The etailer has also outlined plans to open more physical stores in the US, and sign up more paying Amazon Prime customers.
While Amazon UK has told PCR it doesn’t comment on specific supplier relationships, disties shared their views on Amazon, eBay and other etailers pricing low at a panel session during PCR Boot Camp in May.
“Amazon has a fascinating business model,” said Target Components MD Paul Cubbage. “It’s a business set up without the need to make money – it effectively attacks the retail channel and destroys the competition. It’s done that for so long but hasn’t managed to capitalise on the dominance it has in the retail sector.
“Where it makes money is the things it’s doing off the back of that, like its cloud services. There’s a lot of talk about how to deal with Amazon, but it doesn’t play by normal business rules. It’s part of the world now.
“There’s an important differential between people who want to buy a product from Amazon and people who want to walk into an independent retailer. It’s a completely different mindset and a completely different solution. Don’t worry about it – let Amazon do what Amazon does.”
VIP Computers MD Rich Marsden added: “I think we have to move off the Amazon discussion because Amazon is here and we’ve been dealing with it as a business for the best part of ten or 12 years. It’s here and whether we like it or not it’s going to continue to grow.
“But lots of IT dealers are still doing fantastically well. It is what it is. Whether it’s Dixons, Amazon, Maplin, an indie PC shop... there is a market out there for everyone. It’s there – we’ve just got to deal with it.”

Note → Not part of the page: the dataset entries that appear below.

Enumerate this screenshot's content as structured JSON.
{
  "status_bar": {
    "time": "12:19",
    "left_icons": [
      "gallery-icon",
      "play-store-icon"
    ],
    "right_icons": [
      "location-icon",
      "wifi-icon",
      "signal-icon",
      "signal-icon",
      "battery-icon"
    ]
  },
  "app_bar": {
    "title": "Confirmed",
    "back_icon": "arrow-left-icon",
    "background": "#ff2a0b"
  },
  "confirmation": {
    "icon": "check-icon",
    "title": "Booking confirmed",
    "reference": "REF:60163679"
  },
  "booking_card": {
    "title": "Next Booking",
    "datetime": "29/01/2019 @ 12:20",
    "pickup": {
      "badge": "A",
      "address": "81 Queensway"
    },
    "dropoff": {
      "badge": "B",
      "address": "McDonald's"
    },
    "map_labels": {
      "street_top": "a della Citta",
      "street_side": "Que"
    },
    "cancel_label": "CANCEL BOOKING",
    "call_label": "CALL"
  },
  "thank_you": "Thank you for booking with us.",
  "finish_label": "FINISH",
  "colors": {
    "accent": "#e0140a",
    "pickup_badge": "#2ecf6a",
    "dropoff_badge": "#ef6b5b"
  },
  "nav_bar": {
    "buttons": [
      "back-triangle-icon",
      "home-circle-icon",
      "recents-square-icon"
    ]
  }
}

On indies buying from Amazon direct for less, and low pricing potentially preventing indie retailers from making stronger margins, Marsden pointed out that vendors have a part to play too.
He said: “The vendors have an immense amount of responsibility for the independent channel. It is very easy for a vendor to do a 10,000-unit deal into the likes of Tesco or another large retailer, but the distributor sometimes gets the blame.
“If a distributor can’t fulfill that business, someone else will. But ultimately the pricing stems from the vendor. The vendor has a responsibility to the independent – and the channel needs to do more for independents.
“My argument is to give the indie the price upfront and let them have that additional margin. There aren’t enough vendors prepared to stick their neck out on the line for the independent channel, and that’s a fact. It’s something we need to change as an industry.
“There are many examples of hugely successful independents who offer a fantastic service and don’t necessarily have to compete on the lowest possible price.”
Cubbage said Amazon pricing consistently lower across the board is a myth.
“We do a lot of price comparisons between our prices and other disties’ prices,” he explained. “I think there’s an exaggerated threat of pricing. On one-off items sometimes there are big price gains with Amazon, but if you’re fulfilling big orders, you won’t save money with Amazon in the long run, not in our experience anyway.”